Write out the entire listing below exactly as it appears, minus any pictures.

(Given information Opens)

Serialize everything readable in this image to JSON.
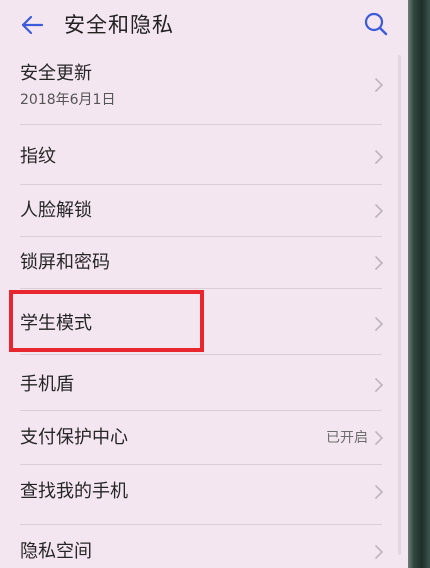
{
  "header": {
    "title": "安全和隐私",
    "back_icon": "arrow-left-icon",
    "search_icon": "search-icon"
  },
  "items": [
    {
      "label": "安全更新",
      "sub": "2018年6月1日",
      "status": ""
    },
    {
      "label": "指纹",
      "sub": "",
      "status": ""
    },
    {
      "label": "人脸解锁",
      "sub": "",
      "status": ""
    },
    {
      "label": "锁屏和密码",
      "sub": "",
      "status": ""
    },
    {
      "label": "学生模式",
      "sub": "",
      "status": ""
    },
    {
      "label": "手机盾",
      "sub": "",
      "status": ""
    },
    {
      "label": "支付保护中心",
      "sub": "",
      "status": "已开启"
    },
    {
      "label": "查找我的手机",
      "sub": "",
      "status": ""
    },
    {
      "label": "隐私空间",
      "sub": "",
      "status": ""
    }
  ],
  "colors": {
    "accent": "#3b5bd8",
    "highlight": "#e8262d",
    "background": "#f3e6f1"
  }
}
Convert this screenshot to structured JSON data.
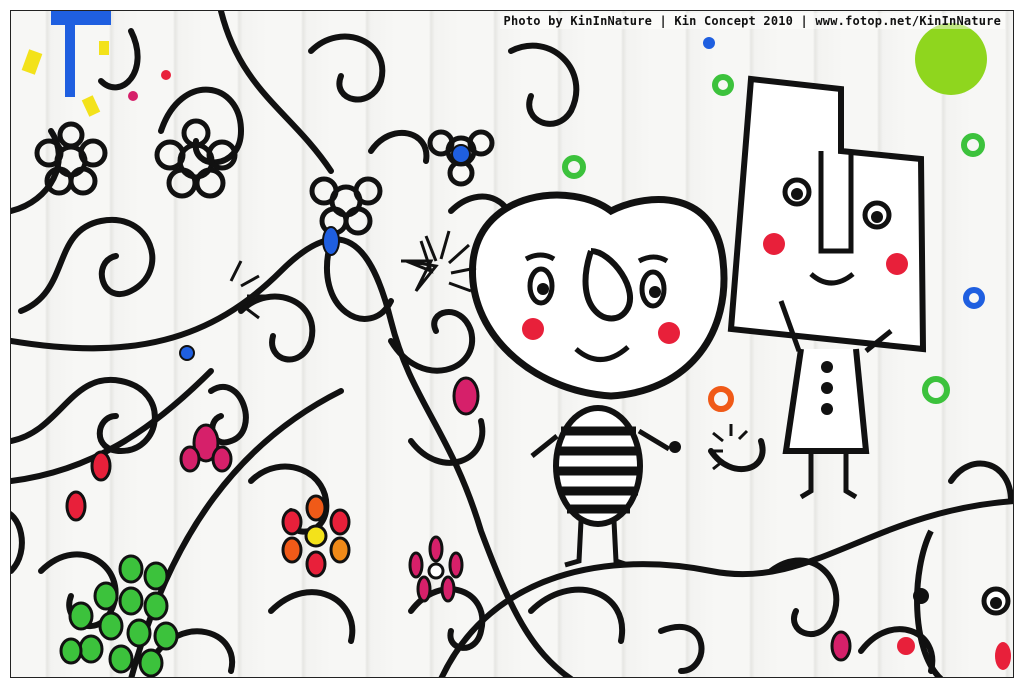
{
  "photo": {
    "caption": "Photo by KinInNature | Kin Concept 2010 | www.fotop.net/KinInNature",
    "subject": "hand-painted mural",
    "colors": {
      "ink": "#111111",
      "wall": "#f4f4f2",
      "cheek": "#e8203a",
      "green": "#3cc23c",
      "lime": "#8fd61e",
      "blue": "#1f5fe0",
      "magenta": "#d6206a",
      "orange": "#f05a18",
      "yellow": "#f3e21a"
    }
  }
}
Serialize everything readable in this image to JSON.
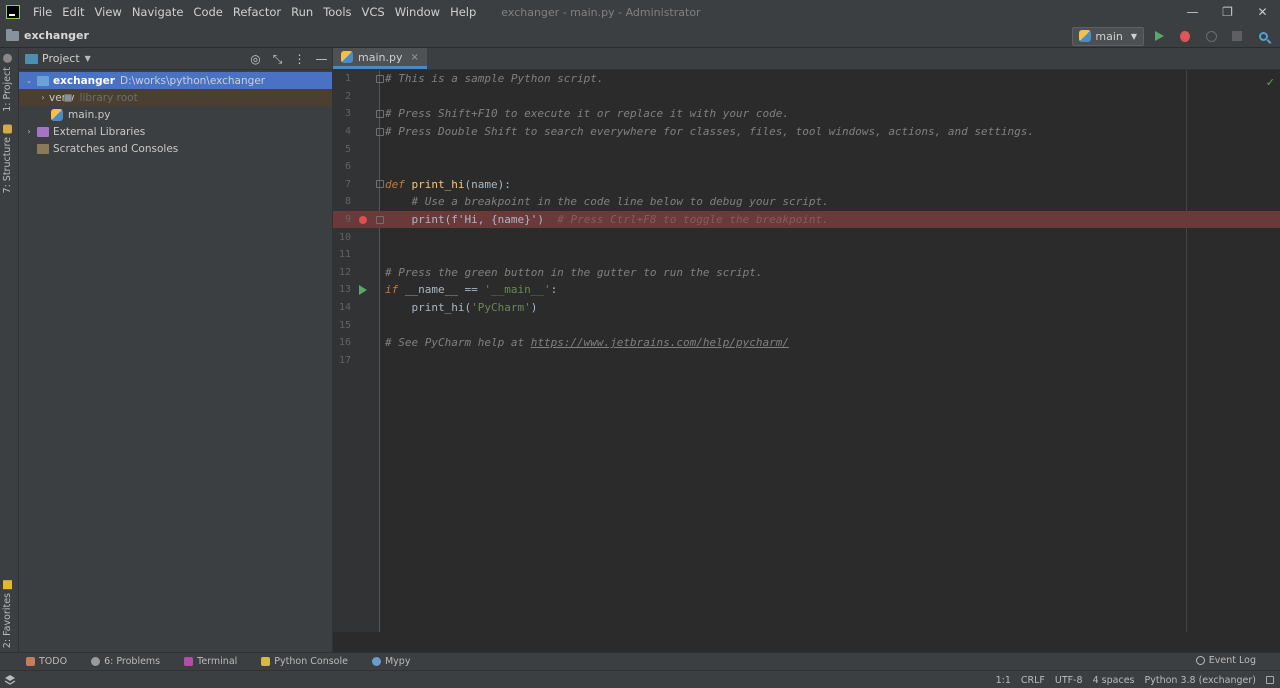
{
  "window": {
    "title": "exchanger - main.py - Administrator",
    "controls": [
      "—",
      "❐",
      "✕"
    ]
  },
  "menu": [
    {
      "label": "File"
    },
    {
      "label": "Edit"
    },
    {
      "label": "View"
    },
    {
      "label": "Navigate"
    },
    {
      "label": "Code"
    },
    {
      "label": "Refactor"
    },
    {
      "label": "Run"
    },
    {
      "label": "Tools"
    },
    {
      "label": "VCS"
    },
    {
      "label": "Window"
    },
    {
      "label": "Help"
    }
  ],
  "navbar": {
    "breadcrumb": "exchanger",
    "run_config": "main",
    "icons": [
      "run-icon",
      "debug-icon",
      "coverage-icon",
      "stop-icon",
      "search-icon"
    ]
  },
  "left_stripe": {
    "project_tab": "1: Project",
    "structure_tab": "7: Structure",
    "favorites_tab": "2: Favorites"
  },
  "project_panel": {
    "title": "Project",
    "tree": [
      {
        "label": "exchanger",
        "path": "D:\\works\\python\\exchanger"
      },
      {
        "label": "venv",
        "hint": "library root"
      },
      {
        "label": "main.py"
      },
      {
        "label": "External Libraries"
      },
      {
        "label": "Scratches and Consoles"
      }
    ]
  },
  "editor": {
    "tab": "main.py",
    "close": "×",
    "check": "✓",
    "lines": [
      {
        "n": "1"
      },
      {
        "n": "2"
      },
      {
        "n": "3"
      },
      {
        "n": "4"
      },
      {
        "n": "5"
      },
      {
        "n": "6"
      },
      {
        "n": "7"
      },
      {
        "n": "8"
      },
      {
        "n": "9"
      },
      {
        "n": "10"
      },
      {
        "n": "11"
      },
      {
        "n": "12"
      },
      {
        "n": "13"
      },
      {
        "n": "14"
      },
      {
        "n": "15"
      },
      {
        "n": "16"
      },
      {
        "n": "17"
      }
    ],
    "code": {
      "l1": "# This is a sample Python script.",
      "l3": "# Press Shift+F10 to execute it or replace it with your code.",
      "l4": "# Press Double Shift to search everywhere for classes, files, tool windows, actions, and settings.",
      "l7_kw": "def",
      "l7_fn": "print_hi",
      "l7_rest": "(name):",
      "l8": "    # Use a breakpoint in the code line below to debug your script.",
      "l9_code": "    print(f'Hi, {name}')",
      "l9_comment": "  # Press Ctrl+F8 to toggle the breakpoint.",
      "l12": "# Press the green button in the gutter to run the script.",
      "l13_kw": "if",
      "l13_dunder": "__name__",
      "l13_op": " == ",
      "l13_str": "'__main__'",
      "l13_end": ":",
      "l14_pre": "    print_hi(",
      "l14_str": "'PyCharm'",
      "l14_end": ")",
      "l16_pre": "# See PyCharm help at ",
      "l16_url": "https://www.jetbrains.com/help/pycharm/"
    }
  },
  "bottom_tabs": [
    {
      "label": "TODO"
    },
    {
      "label": "6: Problems"
    },
    {
      "label": "Terminal"
    },
    {
      "label": "Python Console"
    },
    {
      "label": "Mypy"
    }
  ],
  "event_log": "Event Log",
  "status": {
    "position": "1:1",
    "line_sep": "CRLF",
    "encoding": "UTF-8",
    "indent": "4 spaces",
    "interpreter": "Python 3.8 (exchanger)"
  },
  "colors": {
    "accent": "#4a88c7",
    "selection": "#4a72c4",
    "breakpoint_line": "#6a3a3a",
    "run_green": "#59a869",
    "debug_red": "#e05555"
  }
}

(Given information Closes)

→ **Task output**:
Serialize everything readable in this image to JSON.
{
  "header": {
    "title": "安全和隐私",
    "back_icon": "arrow-left-icon",
    "search_icon": "search-icon"
  },
  "items": [
    {
      "label": "安全更新",
      "sub": "2018年6月1日",
      "status": ""
    },
    {
      "label": "指纹",
      "sub": "",
      "status": ""
    },
    {
      "label": "人脸解锁",
      "sub": "",
      "status": ""
    },
    {
      "label": "锁屏和密码",
      "sub": "",
      "status": ""
    },
    {
      "label": "学生模式",
      "sub": "",
      "status": ""
    },
    {
      "label": "手机盾",
      "sub": "",
      "status": ""
    },
    {
      "label": "支付保护中心",
      "sub": "",
      "status": "已开启"
    },
    {
      "label": "查找我的手机",
      "sub": "",
      "status": ""
    },
    {
      "label": "隐私空间",
      "sub": "",
      "status": ""
    }
  ],
  "colors": {
    "accent": "#3b5bd8",
    "highlight": "#e8262d",
    "background": "#f3e6f1"
  }
}
Convert this screenshot to structured JSON data.
{
  "photo": {
    "caption": "Photo by KinInNature | Kin Concept 2010 | www.fotop.net/KinInNature",
    "subject": "hand-painted mural",
    "colors": {
      "ink": "#111111",
      "wall": "#f4f4f2",
      "cheek": "#e8203a",
      "green": "#3cc23c",
      "lime": "#8fd61e",
      "blue": "#1f5fe0",
      "magenta": "#d6206a",
      "orange": "#f05a18",
      "yellow": "#f3e21a"
    }
  }
}
Serialize everything readable in this image to JSON.
{
  "window": {
    "title": "exchanger - main.py - Administrator",
    "controls": [
      "—",
      "❐",
      "✕"
    ]
  },
  "menu": [
    {
      "label": "File"
    },
    {
      "label": "Edit"
    },
    {
      "label": "View"
    },
    {
      "label": "Navigate"
    },
    {
      "label": "Code"
    },
    {
      "label": "Refactor"
    },
    {
      "label": "Run"
    },
    {
      "label": "Tools"
    },
    {
      "label": "VCS"
    },
    {
      "label": "Window"
    },
    {
      "label": "Help"
    }
  ],
  "navbar": {
    "breadcrumb": "exchanger",
    "run_config": "main",
    "icons": [
      "run-icon",
      "debug-icon",
      "coverage-icon",
      "stop-icon",
      "search-icon"
    ]
  },
  "left_stripe": {
    "project_tab": "1: Project",
    "structure_tab": "7: Structure",
    "favorites_tab": "2: Favorites"
  },
  "project_panel": {
    "title": "Project",
    "tree": [
      {
        "label": "exchanger",
        "path": "D:\\works\\python\\exchanger"
      },
      {
        "label": "venv",
        "hint": "library root"
      },
      {
        "label": "main.py"
      },
      {
        "label": "External Libraries"
      },
      {
        "label": "Scratches and Consoles"
      }
    ]
  },
  "editor": {
    "tab": "main.py",
    "close": "×",
    "check": "✓",
    "lines": [
      {
        "n": "1"
      },
      {
        "n": "2"
      },
      {
        "n": "3"
      },
      {
        "n": "4"
      },
      {
        "n": "5"
      },
      {
        "n": "6"
      },
      {
        "n": "7"
      },
      {
        "n": "8"
      },
      {
        "n": "9"
      },
      {
        "n": "10"
      },
      {
        "n": "11"
      },
      {
        "n": "12"
      },
      {
        "n": "13"
      },
      {
        "n": "14"
      },
      {
        "n": "15"
      },
      {
        "n": "16"
      },
      {
        "n": "17"
      }
    ],
    "code": {
      "l1": "# This is a sample Python script.",
      "l3": "# Press Shift+F10 to execute it or replace it with your code.",
      "l4": "# Press Double Shift to search everywhere for classes, files, tool windows, actions, and settings.",
      "l7_kw": "def",
      "l7_fn": "print_hi",
      "l7_rest": "(name):",
      "l8": "    # Use a breakpoint in the code line below to debug your script.",
      "l9_code": "    print(f'Hi, {name}')",
      "l9_comment": "  # Press Ctrl+F8 to toggle the breakpoint.",
      "l12": "# Press the green button in the gutter to run the script.",
      "l13_kw": "if",
      "l13_dunder": "__name__",
      "l13_op": " == ",
      "l13_str": "'__main__'",
      "l13_end": ":",
      "l14_pre": "    print_hi(",
      "l14_str": "'PyCharm'",
      "l14_end": ")",
      "l16_pre": "# See PyCharm help at ",
      "l16_url": "https://www.jetbrains.com/help/pycharm/"
    }
  },
  "bottom_tabs": [
    {
      "label": "TODO"
    },
    {
      "label": "6: Problems"
    },
    {
      "label": "Terminal"
    },
    {
      "label": "Python Console"
    },
    {
      "label": "Mypy"
    }
  ],
  "event_log": "Event Log",
  "status": {
    "position": "1:1",
    "line_sep": "CRLF",
    "encoding": "UTF-8",
    "indent": "4 spaces",
    "interpreter": "Python 3.8 (exchanger)"
  },
  "colors": {
    "accent": "#4a88c7",
    "selection": "#4a72c4",
    "breakpoint_line": "#6a3a3a",
    "run_green": "#59a869",
    "debug_red": "#e05555"
  }
}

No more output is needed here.